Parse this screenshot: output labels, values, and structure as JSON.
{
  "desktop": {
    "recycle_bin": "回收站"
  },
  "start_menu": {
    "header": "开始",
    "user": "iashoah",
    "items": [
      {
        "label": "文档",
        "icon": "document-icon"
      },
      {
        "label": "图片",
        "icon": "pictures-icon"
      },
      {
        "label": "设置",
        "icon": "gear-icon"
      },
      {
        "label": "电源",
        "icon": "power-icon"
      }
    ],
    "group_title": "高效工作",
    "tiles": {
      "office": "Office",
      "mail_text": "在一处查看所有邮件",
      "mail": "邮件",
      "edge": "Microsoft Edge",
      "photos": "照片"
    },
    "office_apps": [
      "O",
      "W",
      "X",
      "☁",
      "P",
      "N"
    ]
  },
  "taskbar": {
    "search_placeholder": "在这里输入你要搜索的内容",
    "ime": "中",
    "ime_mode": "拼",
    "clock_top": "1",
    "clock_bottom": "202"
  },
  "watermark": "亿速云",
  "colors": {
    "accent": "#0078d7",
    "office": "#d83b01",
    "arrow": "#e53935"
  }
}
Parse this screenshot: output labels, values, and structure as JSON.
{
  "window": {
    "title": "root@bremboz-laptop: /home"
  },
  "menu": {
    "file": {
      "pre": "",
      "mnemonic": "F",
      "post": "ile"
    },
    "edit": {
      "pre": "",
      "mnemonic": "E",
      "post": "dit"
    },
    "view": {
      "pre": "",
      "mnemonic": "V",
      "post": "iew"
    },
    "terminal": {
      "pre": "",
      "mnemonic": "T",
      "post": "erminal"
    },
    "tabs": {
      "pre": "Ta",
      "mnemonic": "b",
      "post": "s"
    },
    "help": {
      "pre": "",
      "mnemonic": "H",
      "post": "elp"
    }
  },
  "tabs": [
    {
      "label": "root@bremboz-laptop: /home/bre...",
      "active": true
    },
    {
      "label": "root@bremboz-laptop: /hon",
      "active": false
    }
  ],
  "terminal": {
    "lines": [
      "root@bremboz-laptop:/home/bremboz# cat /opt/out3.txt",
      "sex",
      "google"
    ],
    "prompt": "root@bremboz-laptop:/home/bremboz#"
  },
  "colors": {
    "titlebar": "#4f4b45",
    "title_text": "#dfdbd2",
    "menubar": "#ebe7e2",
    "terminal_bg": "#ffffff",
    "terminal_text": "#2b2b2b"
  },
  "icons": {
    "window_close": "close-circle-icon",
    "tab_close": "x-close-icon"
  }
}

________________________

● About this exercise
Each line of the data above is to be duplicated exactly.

● Written response
Parse this screenshot: output labels, values, and structure as JSON.
{
  "desktop": {
    "recycle_bin": "回收站"
  },
  "start_menu": {
    "header": "开始",
    "user": "iashoah",
    "items": [
      {
        "label": "文档",
        "icon": "document-icon"
      },
      {
        "label": "图片",
        "icon": "pictures-icon"
      },
      {
        "label": "设置",
        "icon": "gear-icon"
      },
      {
        "label": "电源",
        "icon": "power-icon"
      }
    ],
    "group_title": "高效工作",
    "tiles": {
      "office": "Office",
      "mail_text": "在一处查看所有邮件",
      "mail": "邮件",
      "edge": "Microsoft Edge",
      "photos": "照片"
    },
    "office_apps": [
      "O",
      "W",
      "X",
      "☁",
      "P",
      "N"
    ]
  },
  "taskbar": {
    "search_placeholder": "在这里输入你要搜索的内容",
    "ime": "中",
    "ime_mode": "拼",
    "clock_top": "1",
    "clock_bottom": "202"
  },
  "watermark": "亿速云",
  "colors": {
    "accent": "#0078d7",
    "office": "#d83b01",
    "arrow": "#e53935"
  }
}
Parse this screenshot: output labels, values, and structure as JSON.
{
  "window": {
    "title": "root@bremboz-laptop: /home"
  },
  "menu": {
    "file": {
      "pre": "",
      "mnemonic": "F",
      "post": "ile"
    },
    "edit": {
      "pre": "",
      "mnemonic": "E",
      "post": "dit"
    },
    "view": {
      "pre": "",
      "mnemonic": "V",
      "post": "iew"
    },
    "terminal": {
      "pre": "",
      "mnemonic": "T",
      "post": "erminal"
    },
    "tabs": {
      "pre": "Ta",
      "mnemonic": "b",
      "post": "s"
    },
    "help": {
      "pre": "",
      "mnemonic": "H",
      "post": "elp"
    }
  },
  "tabs": [
    {
      "label": "root@bremboz-laptop: /home/bre...",
      "active": true
    },
    {
      "label": "root@bremboz-laptop: /hon",
      "active": false
    }
  ],
  "terminal": {
    "lines": [
      "root@bremboz-laptop:/home/bremboz# cat /opt/out3.txt",
      "sex",
      "google"
    ],
    "prompt": "root@bremboz-laptop:/home/bremboz#"
  },
  "colors": {
    "titlebar": "#4f4b45",
    "title_text": "#dfdbd2",
    "menubar": "#ebe7e2",
    "terminal_bg": "#ffffff",
    "terminal_text": "#2b2b2b"
  },
  "icons": {
    "window_close": "close-circle-icon",
    "tab_close": "x-close-icon"
  }
}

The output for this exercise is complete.